--- RECORD EXTRACTS ---

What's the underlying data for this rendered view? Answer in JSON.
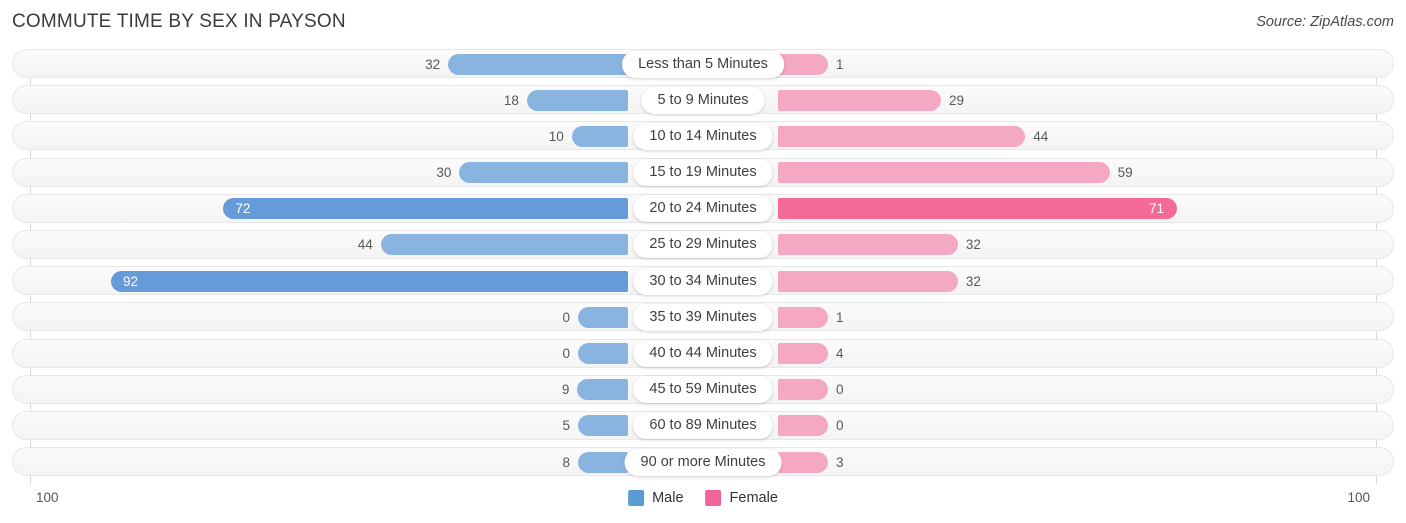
{
  "header": {
    "title": "COMMUTE TIME BY SEX IN PAYSON",
    "source": "Source: ZipAtlas.com"
  },
  "axis": {
    "left_tick": "100",
    "right_tick": "100",
    "max": 100
  },
  "legend": {
    "items": [
      {
        "label": "Male",
        "color": "#5b9bd5"
      },
      {
        "label": "Female",
        "color": "#f2659a"
      }
    ]
  },
  "colors": {
    "male_light": "#8ab4e0",
    "male_dark": "#659bd8",
    "female_light": "#f5a8c4",
    "female_dark": "#f26a95",
    "track_bg": "#f7f7f7",
    "track_border": "#e8e8e8"
  },
  "chart_data": {
    "type": "bar",
    "title": "COMMUTE TIME BY SEX IN PAYSON",
    "subtitle": "Source: ZipAtlas.com",
    "orientation": "horizontal-diverging",
    "xlabel": "",
    "ylabel": "",
    "xlim": [
      0,
      100
    ],
    "grid": false,
    "legend_position": "bottom-center",
    "categories": [
      "Less than 5 Minutes",
      "5 to 9 Minutes",
      "10 to 14 Minutes",
      "15 to 19 Minutes",
      "20 to 24 Minutes",
      "25 to 29 Minutes",
      "30 to 34 Minutes",
      "35 to 39 Minutes",
      "40 to 44 Minutes",
      "45 to 59 Minutes",
      "60 to 89 Minutes",
      "90 or more Minutes"
    ],
    "series": [
      {
        "name": "Male",
        "values": [
          32,
          18,
          10,
          30,
          72,
          44,
          92,
          0,
          0,
          9,
          5,
          8
        ]
      },
      {
        "name": "Female",
        "values": [
          1,
          29,
          44,
          59,
          71,
          32,
          32,
          1,
          4,
          0,
          0,
          3
        ]
      }
    ]
  },
  "rows": [
    {
      "category": "Less than 5 Minutes",
      "male": "32",
      "female": "1",
      "male_inside": false,
      "female_inside": false
    },
    {
      "category": "5 to 9 Minutes",
      "male": "18",
      "female": "29",
      "male_inside": false,
      "female_inside": false
    },
    {
      "category": "10 to 14 Minutes",
      "male": "10",
      "female": "44",
      "male_inside": false,
      "female_inside": false
    },
    {
      "category": "15 to 19 Minutes",
      "male": "30",
      "female": "59",
      "male_inside": false,
      "female_inside": false
    },
    {
      "category": "20 to 24 Minutes",
      "male": "72",
      "female": "71",
      "male_inside": true,
      "female_inside": true
    },
    {
      "category": "25 to 29 Minutes",
      "male": "44",
      "female": "32",
      "male_inside": false,
      "female_inside": false
    },
    {
      "category": "30 to 34 Minutes",
      "male": "92",
      "female": "32",
      "male_inside": true,
      "female_inside": false
    },
    {
      "category": "35 to 39 Minutes",
      "male": "0",
      "female": "1",
      "male_inside": false,
      "female_inside": false
    },
    {
      "category": "40 to 44 Minutes",
      "male": "0",
      "female": "4",
      "male_inside": false,
      "female_inside": false
    },
    {
      "category": "45 to 59 Minutes",
      "male": "9",
      "female": "0",
      "male_inside": false,
      "female_inside": false
    },
    {
      "category": "60 to 89 Minutes",
      "male": "5",
      "female": "0",
      "male_inside": false,
      "female_inside": false
    },
    {
      "category": "90 or more Minutes",
      "male": "8",
      "female": "3",
      "male_inside": false,
      "female_inside": false
    }
  ]
}
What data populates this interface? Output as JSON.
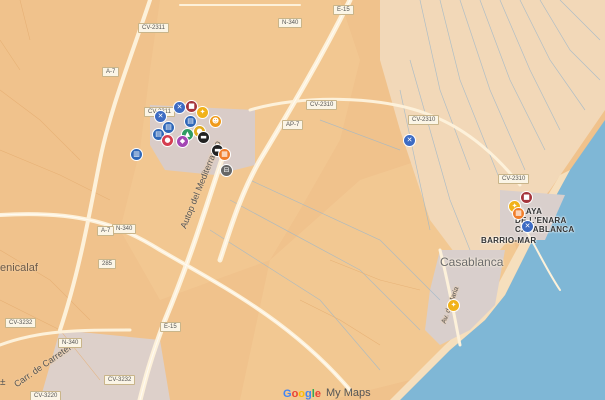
{
  "places": {
    "benicalaf": "enicalaf",
    "casablanca": "Casablanca",
    "barrio_mar": "BARRIO-MAR",
    "playa_lenara_1": "PLAYA",
    "playa_lenara_2": "DE L'ENARA",
    "casablanca_caps": "CASABLANCA"
  },
  "roads": {
    "autopista": "Autop del Mediterraneo",
    "carretera": "Carr. de Carretera",
    "avenida": "Av. de Maria"
  },
  "shields": [
    "CV-2311",
    "N-340",
    "E-15",
    "A-7",
    "CV-2311",
    "AP-7",
    "CV-2310",
    "CV-2310",
    "CV-2310",
    "N-340",
    "A-7",
    "285",
    "E-15",
    "CV-3232",
    "CV-3232",
    "N-340",
    "CV-3220"
  ],
  "markers": [
    {
      "type": "restaurant-icon",
      "color": "#3d6bc3",
      "glyph": "✕"
    },
    {
      "type": "store-icon",
      "color": "#a5343b",
      "glyph": "■"
    },
    {
      "type": "book-icon",
      "color": "#2f67b8",
      "glyph": "▤"
    },
    {
      "type": "restaurant-icon",
      "color": "#3d6bc3",
      "glyph": "✕"
    },
    {
      "type": "hiking-icon",
      "color": "#f1b21a",
      "glyph": "✦"
    },
    {
      "type": "book-icon",
      "color": "#2f67b8",
      "glyph": "▤"
    },
    {
      "type": "book-icon",
      "color": "#2f67b8",
      "glyph": "▤"
    },
    {
      "type": "shop-icon",
      "color": "#d43d4f",
      "glyph": "●"
    },
    {
      "type": "school-icon",
      "color": "#2f9c62",
      "glyph": "▲"
    },
    {
      "type": "pin-icon",
      "color": "#a346b4",
      "glyph": "◆"
    },
    {
      "type": "pin-icon",
      "color": "#e0aa1e",
      "glyph": "●"
    },
    {
      "type": "walk-icon",
      "color": "#f09a1a",
      "glyph": "☻"
    },
    {
      "type": "car-icon",
      "color": "#222222",
      "glyph": "▬"
    },
    {
      "type": "car-icon",
      "color": "#222222",
      "glyph": "▬"
    },
    {
      "type": "store-icon",
      "color": "#f07d2a",
      "glyph": "▦"
    },
    {
      "type": "factory-icon",
      "color": "#2f67b8",
      "glyph": "▥"
    },
    {
      "type": "train-icon",
      "color": "#666666",
      "glyph": "⊟"
    },
    {
      "type": "restaurant-icon",
      "color": "#3d6bc3",
      "glyph": "✕"
    },
    {
      "type": "store-icon",
      "color": "#a5343b",
      "glyph": "■"
    },
    {
      "type": "hiking-icon",
      "color": "#f1b21a",
      "glyph": "✦"
    },
    {
      "type": "shop-icon",
      "color": "#f07d2a",
      "glyph": "▦"
    },
    {
      "type": "restaurant-icon",
      "color": "#3d6bc3",
      "glyph": "✕"
    },
    {
      "type": "hiking-icon",
      "color": "#f1b21a",
      "glyph": "✦"
    }
  ],
  "footer": {
    "google": [
      "G",
      "o",
      "o",
      "g",
      "l",
      "e"
    ],
    "google_colors": [
      "#4285F4",
      "#EA4335",
      "#FBBC05",
      "#4285F4",
      "#34A853",
      "#EA4335"
    ],
    "mymaps": "My Maps"
  },
  "compass": "±",
  "colors": {
    "land": "#f0c28c",
    "water": "#7fb7d6",
    "beach": "#f4d8b0",
    "road": "#fdf2dd",
    "town": "#d6cbc9"
  }
}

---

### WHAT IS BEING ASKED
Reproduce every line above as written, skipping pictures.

### FINISHED TASK
What's the underlying data for this rendered view? Answer in JSON.
{
  "header": {
    "title": "COMMUTE TIME BY SEX IN PAYSON",
    "source": "Source: ZipAtlas.com"
  },
  "axis": {
    "left_tick": "100",
    "right_tick": "100",
    "max": 100
  },
  "legend": {
    "items": [
      {
        "label": "Male",
        "color": "#5b9bd5"
      },
      {
        "label": "Female",
        "color": "#f2659a"
      }
    ]
  },
  "colors": {
    "male_light": "#8ab4e0",
    "male_dark": "#659bd8",
    "female_light": "#f5a8c4",
    "female_dark": "#f26a95",
    "track_bg": "#f7f7f7",
    "track_border": "#e8e8e8"
  },
  "chart_data": {
    "type": "bar",
    "title": "COMMUTE TIME BY SEX IN PAYSON",
    "subtitle": "Source: ZipAtlas.com",
    "orientation": "horizontal-diverging",
    "xlabel": "",
    "ylabel": "",
    "xlim": [
      0,
      100
    ],
    "grid": false,
    "legend_position": "bottom-center",
    "categories": [
      "Less than 5 Minutes",
      "5 to 9 Minutes",
      "10 to 14 Minutes",
      "15 to 19 Minutes",
      "20 to 24 Minutes",
      "25 to 29 Minutes",
      "30 to 34 Minutes",
      "35 to 39 Minutes",
      "40 to 44 Minutes",
      "45 to 59 Minutes",
      "60 to 89 Minutes",
      "90 or more Minutes"
    ],
    "series": [
      {
        "name": "Male",
        "values": [
          32,
          18,
          10,
          30,
          72,
          44,
          92,
          0,
          0,
          9,
          5,
          8
        ]
      },
      {
        "name": "Female",
        "values": [
          1,
          29,
          44,
          59,
          71,
          32,
          32,
          1,
          4,
          0,
          0,
          3
        ]
      }
    ]
  },
  "rows": [
    {
      "category": "Less than 5 Minutes",
      "male": "32",
      "female": "1",
      "male_inside": false,
      "female_inside": false
    },
    {
      "category": "5 to 9 Minutes",
      "male": "18",
      "female": "29",
      "male_inside": false,
      "female_inside": false
    },
    {
      "category": "10 to 14 Minutes",
      "male": "10",
      "female": "44",
      "male_inside": false,
      "female_inside": false
    },
    {
      "category": "15 to 19 Minutes",
      "male": "30",
      "female": "59",
      "male_inside": false,
      "female_inside": false
    },
    {
      "category": "20 to 24 Minutes",
      "male": "72",
      "female": "71",
      "male_inside": true,
      "female_inside": true
    },
    {
      "category": "25 to 29 Minutes",
      "male": "44",
      "female": "32",
      "male_inside": false,
      "female_inside": false
    },
    {
      "category": "30 to 34 Minutes",
      "male": "92",
      "female": "32",
      "male_inside": true,
      "female_inside": false
    },
    {
      "category": "35 to 39 Minutes",
      "male": "0",
      "female": "1",
      "male_inside": false,
      "female_inside": false
    },
    {
      "category": "40 to 44 Minutes",
      "male": "0",
      "female": "4",
      "male_inside": false,
      "female_inside": false
    },
    {
      "category": "45 to 59 Minutes",
      "male": "9",
      "female": "0",
      "male_inside": false,
      "female_inside": false
    },
    {
      "category": "60 to 89 Minutes",
      "male": "5",
      "female": "0",
      "male_inside": false,
      "female_inside": false
    },
    {
      "category": "90 or more Minutes",
      "male": "8",
      "female": "3",
      "male_inside": false,
      "female_inside": false
    }
  ]
}
What data populates this interface? Output as JSON.
{
  "places": {
    "benicalaf": "enicalaf",
    "casablanca": "Casablanca",
    "barrio_mar": "BARRIO-MAR",
    "playa_lenara_1": "PLAYA",
    "playa_lenara_2": "DE L'ENARA",
    "casablanca_caps": "CASABLANCA"
  },
  "roads": {
    "autopista": "Autop del Mediterraneo",
    "carretera": "Carr. de Carretera",
    "avenida": "Av. de Maria"
  },
  "shields": [
    "CV-2311",
    "N-340",
    "E-15",
    "A-7",
    "CV-2311",
    "AP-7",
    "CV-2310",
    "CV-2310",
    "CV-2310",
    "N-340",
    "A-7",
    "285",
    "E-15",
    "CV-3232",
    "CV-3232",
    "N-340",
    "CV-3220"
  ],
  "markers": [
    {
      "type": "restaurant-icon",
      "color": "#3d6bc3",
      "glyph": "✕"
    },
    {
      "type": "store-icon",
      "color": "#a5343b",
      "glyph": "■"
    },
    {
      "type": "book-icon",
      "color": "#2f67b8",
      "glyph": "▤"
    },
    {
      "type": "restaurant-icon",
      "color": "#3d6bc3",
      "glyph": "✕"
    },
    {
      "type": "hiking-icon",
      "color": "#f1b21a",
      "glyph": "✦"
    },
    {
      "type": "book-icon",
      "color": "#2f67b8",
      "glyph": "▤"
    },
    {
      "type": "book-icon",
      "color": "#2f67b8",
      "glyph": "▤"
    },
    {
      "type": "shop-icon",
      "color": "#d43d4f",
      "glyph": "●"
    },
    {
      "type": "school-icon",
      "color": "#2f9c62",
      "glyph": "▲"
    },
    {
      "type": "pin-icon",
      "color": "#a346b4",
      "glyph": "◆"
    },
    {
      "type": "pin-icon",
      "color": "#e0aa1e",
      "glyph": "●"
    },
    {
      "type": "walk-icon",
      "color": "#f09a1a",
      "glyph": "☻"
    },
    {
      "type": "car-icon",
      "color": "#222222",
      "glyph": "▬"
    },
    {
      "type": "car-icon",
      "color": "#222222",
      "glyph": "▬"
    },
    {
      "type": "store-icon",
      "color": "#f07d2a",
      "glyph": "▦"
    },
    {
      "type": "factory-icon",
      "color": "#2f67b8",
      "glyph": "▥"
    },
    {
      "type": "train-icon",
      "color": "#666666",
      "glyph": "⊟"
    },
    {
      "type": "restaurant-icon",
      "color": "#3d6bc3",
      "glyph": "✕"
    },
    {
      "type": "store-icon",
      "color": "#a5343b",
      "glyph": "■"
    },
    {
      "type": "hiking-icon",
      "color": "#f1b21a",
      "glyph": "✦"
    },
    {
      "type": "shop-icon",
      "color": "#f07d2a",
      "glyph": "▦"
    },
    {
      "type": "restaurant-icon",
      "color": "#3d6bc3",
      "glyph": "✕"
    },
    {
      "type": "hiking-icon",
      "color": "#f1b21a",
      "glyph": "✦"
    }
  ],
  "footer": {
    "google": [
      "G",
      "o",
      "o",
      "g",
      "l",
      "e"
    ],
    "google_colors": [
      "#4285F4",
      "#EA4335",
      "#FBBC05",
      "#4285F4",
      "#34A853",
      "#EA4335"
    ],
    "mymaps": "My Maps"
  },
  "compass": "±",
  "colors": {
    "land": "#f0c28c",
    "water": "#7fb7d6",
    "beach": "#f4d8b0",
    "road": "#fdf2dd",
    "town": "#d6cbc9"
  }
}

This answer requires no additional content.